> **About this exercise**: Give back all of the data exactly. Leave nothing out.

___ Supplied material

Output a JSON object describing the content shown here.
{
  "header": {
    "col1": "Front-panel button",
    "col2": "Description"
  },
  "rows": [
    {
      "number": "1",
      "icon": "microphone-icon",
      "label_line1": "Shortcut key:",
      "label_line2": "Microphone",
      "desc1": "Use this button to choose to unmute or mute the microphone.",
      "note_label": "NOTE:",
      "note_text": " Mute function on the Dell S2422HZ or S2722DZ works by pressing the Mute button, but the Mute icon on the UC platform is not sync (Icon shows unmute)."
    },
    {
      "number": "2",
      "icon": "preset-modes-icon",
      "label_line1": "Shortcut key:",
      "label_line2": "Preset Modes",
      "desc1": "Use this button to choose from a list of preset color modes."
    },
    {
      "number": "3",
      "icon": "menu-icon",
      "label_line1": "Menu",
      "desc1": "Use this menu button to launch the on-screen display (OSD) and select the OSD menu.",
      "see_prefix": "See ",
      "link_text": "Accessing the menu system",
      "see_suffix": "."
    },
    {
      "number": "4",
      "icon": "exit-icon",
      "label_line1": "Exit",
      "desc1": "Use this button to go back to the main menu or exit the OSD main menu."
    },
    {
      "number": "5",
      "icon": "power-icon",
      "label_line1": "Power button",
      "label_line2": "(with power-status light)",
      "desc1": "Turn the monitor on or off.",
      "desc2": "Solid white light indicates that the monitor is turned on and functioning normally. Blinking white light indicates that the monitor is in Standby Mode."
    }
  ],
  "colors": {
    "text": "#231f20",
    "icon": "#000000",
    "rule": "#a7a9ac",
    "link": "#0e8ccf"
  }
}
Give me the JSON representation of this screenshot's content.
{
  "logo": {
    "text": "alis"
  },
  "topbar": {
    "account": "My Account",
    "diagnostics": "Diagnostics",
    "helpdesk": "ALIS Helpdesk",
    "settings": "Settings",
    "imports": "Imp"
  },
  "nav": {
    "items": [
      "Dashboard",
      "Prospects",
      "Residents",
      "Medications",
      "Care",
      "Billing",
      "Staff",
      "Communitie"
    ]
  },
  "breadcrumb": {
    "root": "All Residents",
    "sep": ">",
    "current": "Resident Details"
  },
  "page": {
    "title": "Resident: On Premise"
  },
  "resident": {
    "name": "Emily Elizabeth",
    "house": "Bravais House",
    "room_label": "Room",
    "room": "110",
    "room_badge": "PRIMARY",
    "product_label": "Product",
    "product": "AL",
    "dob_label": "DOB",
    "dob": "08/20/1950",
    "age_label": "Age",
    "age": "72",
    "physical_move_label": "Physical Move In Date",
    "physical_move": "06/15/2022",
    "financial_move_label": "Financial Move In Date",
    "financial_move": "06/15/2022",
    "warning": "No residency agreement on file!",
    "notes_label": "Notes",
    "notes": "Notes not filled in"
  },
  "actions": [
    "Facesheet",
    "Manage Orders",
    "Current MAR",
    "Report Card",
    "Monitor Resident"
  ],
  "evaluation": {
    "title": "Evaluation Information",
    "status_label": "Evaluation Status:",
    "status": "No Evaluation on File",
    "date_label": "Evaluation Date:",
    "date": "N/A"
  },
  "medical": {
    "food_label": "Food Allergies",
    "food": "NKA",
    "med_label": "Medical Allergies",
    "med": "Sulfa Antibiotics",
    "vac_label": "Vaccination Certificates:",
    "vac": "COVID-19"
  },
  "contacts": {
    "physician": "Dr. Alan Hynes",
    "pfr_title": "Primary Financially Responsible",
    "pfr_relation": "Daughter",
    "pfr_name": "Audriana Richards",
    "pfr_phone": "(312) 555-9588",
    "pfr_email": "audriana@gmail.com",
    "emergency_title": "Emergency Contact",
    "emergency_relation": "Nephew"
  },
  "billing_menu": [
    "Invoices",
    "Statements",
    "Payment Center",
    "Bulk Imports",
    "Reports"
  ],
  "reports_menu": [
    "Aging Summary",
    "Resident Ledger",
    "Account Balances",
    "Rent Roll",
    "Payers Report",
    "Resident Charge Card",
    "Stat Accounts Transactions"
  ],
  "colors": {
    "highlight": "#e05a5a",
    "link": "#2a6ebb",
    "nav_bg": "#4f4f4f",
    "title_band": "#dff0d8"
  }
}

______

> **Solution to this problem**:
Output a JSON object describing the content shown here.
{
  "header": {
    "col1": "Front-panel button",
    "col2": "Description"
  },
  "rows": [
    {
      "number": "1",
      "icon": "microphone-icon",
      "label_line1": "Shortcut key:",
      "label_line2": "Microphone",
      "desc1": "Use this button to choose to unmute or mute the microphone.",
      "note_label": "NOTE:",
      "note_text": " Mute function on the Dell S2422HZ or S2722DZ works by pressing the Mute button, but the Mute icon on the UC platform is not sync (Icon shows unmute)."
    },
    {
      "number": "2",
      "icon": "preset-modes-icon",
      "label_line1": "Shortcut key:",
      "label_line2": "Preset Modes",
      "desc1": "Use this button to choose from a list of preset color modes."
    },
    {
      "number": "3",
      "icon": "menu-icon",
      "label_line1": "Menu",
      "desc1": "Use this menu button to launch the on-screen display (OSD) and select the OSD menu.",
      "see_prefix": "See ",
      "link_text": "Accessing the menu system",
      "see_suffix": "."
    },
    {
      "number": "4",
      "icon": "exit-icon",
      "label_line1": "Exit",
      "desc1": "Use this button to go back to the main menu or exit the OSD main menu."
    },
    {
      "number": "5",
      "icon": "power-icon",
      "label_line1": "Power button",
      "label_line2": "(with power-status light)",
      "desc1": "Turn the monitor on or off.",
      "desc2": "Solid white light indicates that the monitor is turned on and functioning normally. Blinking white light indicates that the monitor is in Standby Mode."
    }
  ],
  "colors": {
    "text": "#231f20",
    "icon": "#000000",
    "rule": "#a7a9ac",
    "link": "#0e8ccf"
  }
}
Give me the JSON representation of this screenshot's content.
{
  "logo": {
    "text": "alis"
  },
  "topbar": {
    "account": "My Account",
    "diagnostics": "Diagnostics",
    "helpdesk": "ALIS Helpdesk",
    "settings": "Settings",
    "imports": "Imp"
  },
  "nav": {
    "items": [
      "Dashboard",
      "Prospects",
      "Residents",
      "Medications",
      "Care",
      "Billing",
      "Staff",
      "Communitie"
    ]
  },
  "breadcrumb": {
    "root": "All Residents",
    "sep": ">",
    "current": "Resident Details"
  },
  "page": {
    "title": "Resident: On Premise"
  },
  "resident": {
    "name": "Emily Elizabeth",
    "house": "Bravais House",
    "room_label": "Room",
    "room": "110",
    "room_badge": "PRIMARY",
    "product_label": "Product",
    "product": "AL",
    "dob_label": "DOB",
    "dob": "08/20/1950",
    "age_label": "Age",
    "age": "72",
    "physical_move_label": "Physical Move In Date",
    "physical_move": "06/15/2022",
    "financial_move_label": "Financial Move In Date",
    "financial_move": "06/15/2022",
    "warning": "No residency agreement on file!",
    "notes_label": "Notes",
    "notes": "Notes not filled in"
  },
  "actions": [
    "Facesheet",
    "Manage Orders",
    "Current MAR",
    "Report Card",
    "Monitor Resident"
  ],
  "evaluation": {
    "title": "Evaluation Information",
    "status_label": "Evaluation Status:",
    "status": "No Evaluation on File",
    "date_label": "Evaluation Date:",
    "date": "N/A"
  },
  "medical": {
    "food_label": "Food Allergies",
    "food": "NKA",
    "med_label": "Medical Allergies",
    "med": "Sulfa Antibiotics",
    "vac_label": "Vaccination Certificates:",
    "vac": "COVID-19"
  },
  "contacts": {
    "physician": "Dr. Alan Hynes",
    "pfr_title": "Primary Financially Responsible",
    "pfr_relation": "Daughter",
    "pfr_name": "Audriana Richards",
    "pfr_phone": "(312) 555-9588",
    "pfr_email": "audriana@gmail.com",
    "emergency_title": "Emergency Contact",
    "emergency_relation": "Nephew"
  },
  "billing_menu": [
    "Invoices",
    "Statements",
    "Payment Center",
    "Bulk Imports",
    "Reports"
  ],
  "reports_menu": [
    "Aging Summary",
    "Resident Ledger",
    "Account Balances",
    "Rent Roll",
    "Payers Report",
    "Resident Charge Card",
    "Stat Accounts Transactions"
  ],
  "colors": {
    "highlight": "#e05a5a",
    "link": "#2a6ebb",
    "nav_bg": "#4f4f4f",
    "title_band": "#dff0d8"
  }
}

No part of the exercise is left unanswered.